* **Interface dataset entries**
# # # # #
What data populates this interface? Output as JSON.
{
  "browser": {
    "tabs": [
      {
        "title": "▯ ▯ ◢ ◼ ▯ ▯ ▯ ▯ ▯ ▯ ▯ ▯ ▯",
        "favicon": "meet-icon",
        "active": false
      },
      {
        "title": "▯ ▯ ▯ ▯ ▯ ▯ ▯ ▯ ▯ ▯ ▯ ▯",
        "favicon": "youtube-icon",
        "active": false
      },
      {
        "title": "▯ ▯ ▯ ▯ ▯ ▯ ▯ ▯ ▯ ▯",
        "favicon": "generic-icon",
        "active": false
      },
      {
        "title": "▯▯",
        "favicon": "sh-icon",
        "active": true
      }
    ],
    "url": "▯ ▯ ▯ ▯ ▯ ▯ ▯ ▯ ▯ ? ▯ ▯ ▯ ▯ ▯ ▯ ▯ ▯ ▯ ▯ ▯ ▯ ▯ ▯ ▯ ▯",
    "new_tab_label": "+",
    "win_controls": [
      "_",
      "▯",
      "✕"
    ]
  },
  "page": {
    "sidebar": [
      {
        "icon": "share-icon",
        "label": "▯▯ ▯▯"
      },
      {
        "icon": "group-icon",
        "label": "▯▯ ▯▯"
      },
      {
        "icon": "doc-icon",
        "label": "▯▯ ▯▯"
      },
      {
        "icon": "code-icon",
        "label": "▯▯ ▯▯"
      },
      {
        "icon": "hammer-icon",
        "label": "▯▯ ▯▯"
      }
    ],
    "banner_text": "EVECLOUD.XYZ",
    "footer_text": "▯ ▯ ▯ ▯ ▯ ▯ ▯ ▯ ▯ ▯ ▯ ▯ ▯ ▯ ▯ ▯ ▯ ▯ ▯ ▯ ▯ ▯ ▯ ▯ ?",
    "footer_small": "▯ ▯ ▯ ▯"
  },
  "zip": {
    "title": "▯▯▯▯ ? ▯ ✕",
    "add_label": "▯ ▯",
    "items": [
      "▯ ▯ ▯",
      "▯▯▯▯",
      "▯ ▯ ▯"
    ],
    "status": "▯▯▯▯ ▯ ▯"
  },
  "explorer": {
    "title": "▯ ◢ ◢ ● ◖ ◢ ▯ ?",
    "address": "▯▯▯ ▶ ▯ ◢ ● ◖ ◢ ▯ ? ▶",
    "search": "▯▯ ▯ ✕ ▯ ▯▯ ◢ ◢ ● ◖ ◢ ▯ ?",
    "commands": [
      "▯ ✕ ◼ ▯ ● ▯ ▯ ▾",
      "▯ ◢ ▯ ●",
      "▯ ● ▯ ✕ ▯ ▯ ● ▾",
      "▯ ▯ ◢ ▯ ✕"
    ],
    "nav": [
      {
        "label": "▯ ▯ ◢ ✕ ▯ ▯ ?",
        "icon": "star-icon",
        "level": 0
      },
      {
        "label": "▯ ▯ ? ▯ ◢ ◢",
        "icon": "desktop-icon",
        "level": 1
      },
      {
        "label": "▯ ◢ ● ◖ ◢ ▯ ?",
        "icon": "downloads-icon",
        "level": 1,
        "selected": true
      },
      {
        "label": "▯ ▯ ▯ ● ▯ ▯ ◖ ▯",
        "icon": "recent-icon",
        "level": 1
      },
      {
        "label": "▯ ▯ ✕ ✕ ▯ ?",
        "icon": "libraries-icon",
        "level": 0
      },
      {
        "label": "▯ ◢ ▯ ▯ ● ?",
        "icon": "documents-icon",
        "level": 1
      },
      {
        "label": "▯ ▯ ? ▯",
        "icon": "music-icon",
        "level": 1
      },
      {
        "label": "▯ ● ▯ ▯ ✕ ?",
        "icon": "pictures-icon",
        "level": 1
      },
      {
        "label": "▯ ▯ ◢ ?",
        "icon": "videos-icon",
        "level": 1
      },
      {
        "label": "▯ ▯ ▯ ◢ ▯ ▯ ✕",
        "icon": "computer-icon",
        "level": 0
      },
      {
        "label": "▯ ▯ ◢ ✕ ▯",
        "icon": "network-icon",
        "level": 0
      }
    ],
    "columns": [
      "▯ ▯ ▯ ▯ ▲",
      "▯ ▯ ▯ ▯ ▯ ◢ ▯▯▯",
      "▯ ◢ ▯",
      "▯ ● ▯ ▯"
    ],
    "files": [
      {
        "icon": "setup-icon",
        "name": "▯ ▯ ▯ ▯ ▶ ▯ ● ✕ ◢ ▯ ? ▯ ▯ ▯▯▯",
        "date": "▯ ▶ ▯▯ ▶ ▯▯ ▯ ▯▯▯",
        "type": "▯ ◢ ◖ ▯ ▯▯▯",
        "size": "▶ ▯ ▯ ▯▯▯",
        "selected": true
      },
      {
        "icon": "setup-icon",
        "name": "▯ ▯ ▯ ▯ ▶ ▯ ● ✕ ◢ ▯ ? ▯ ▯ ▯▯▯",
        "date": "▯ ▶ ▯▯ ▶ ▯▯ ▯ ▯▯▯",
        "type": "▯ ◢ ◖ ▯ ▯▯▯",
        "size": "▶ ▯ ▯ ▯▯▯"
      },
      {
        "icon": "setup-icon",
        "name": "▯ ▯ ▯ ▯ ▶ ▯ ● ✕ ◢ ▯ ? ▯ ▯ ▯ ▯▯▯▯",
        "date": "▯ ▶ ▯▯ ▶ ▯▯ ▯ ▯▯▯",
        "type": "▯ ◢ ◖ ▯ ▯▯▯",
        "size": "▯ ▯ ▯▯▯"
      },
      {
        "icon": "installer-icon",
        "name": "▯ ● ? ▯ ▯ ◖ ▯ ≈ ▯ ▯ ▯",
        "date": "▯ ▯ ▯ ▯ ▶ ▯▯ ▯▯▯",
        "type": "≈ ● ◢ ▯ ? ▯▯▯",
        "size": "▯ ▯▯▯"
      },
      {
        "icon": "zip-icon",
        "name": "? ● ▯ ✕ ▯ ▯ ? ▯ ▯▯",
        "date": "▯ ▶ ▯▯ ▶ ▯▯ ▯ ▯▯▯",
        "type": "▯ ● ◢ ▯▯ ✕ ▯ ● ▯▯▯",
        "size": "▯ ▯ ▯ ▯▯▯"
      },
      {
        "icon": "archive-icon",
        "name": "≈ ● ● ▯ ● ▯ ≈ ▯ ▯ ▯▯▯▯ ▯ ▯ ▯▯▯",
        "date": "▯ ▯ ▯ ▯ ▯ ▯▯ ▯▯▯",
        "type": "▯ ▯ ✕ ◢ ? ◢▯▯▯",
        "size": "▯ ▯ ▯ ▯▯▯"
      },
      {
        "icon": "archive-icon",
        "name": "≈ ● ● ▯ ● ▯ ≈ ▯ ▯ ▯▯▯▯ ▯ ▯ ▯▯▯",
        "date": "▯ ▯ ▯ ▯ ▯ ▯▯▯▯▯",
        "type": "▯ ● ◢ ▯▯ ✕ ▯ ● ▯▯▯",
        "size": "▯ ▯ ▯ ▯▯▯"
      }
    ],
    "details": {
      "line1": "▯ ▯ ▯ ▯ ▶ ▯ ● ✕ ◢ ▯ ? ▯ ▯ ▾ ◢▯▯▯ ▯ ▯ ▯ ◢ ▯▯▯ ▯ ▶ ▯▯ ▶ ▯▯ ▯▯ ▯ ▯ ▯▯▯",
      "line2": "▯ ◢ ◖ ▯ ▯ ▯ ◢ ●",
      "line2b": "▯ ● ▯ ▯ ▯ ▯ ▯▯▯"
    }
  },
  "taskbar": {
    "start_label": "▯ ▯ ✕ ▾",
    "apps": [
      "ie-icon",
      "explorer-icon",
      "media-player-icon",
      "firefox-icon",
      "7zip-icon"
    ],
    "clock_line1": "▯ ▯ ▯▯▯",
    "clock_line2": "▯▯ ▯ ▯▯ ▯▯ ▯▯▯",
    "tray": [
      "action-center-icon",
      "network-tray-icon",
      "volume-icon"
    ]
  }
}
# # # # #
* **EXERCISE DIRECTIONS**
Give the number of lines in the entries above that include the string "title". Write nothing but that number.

* **ANSWER TO THE PROBLEM**
6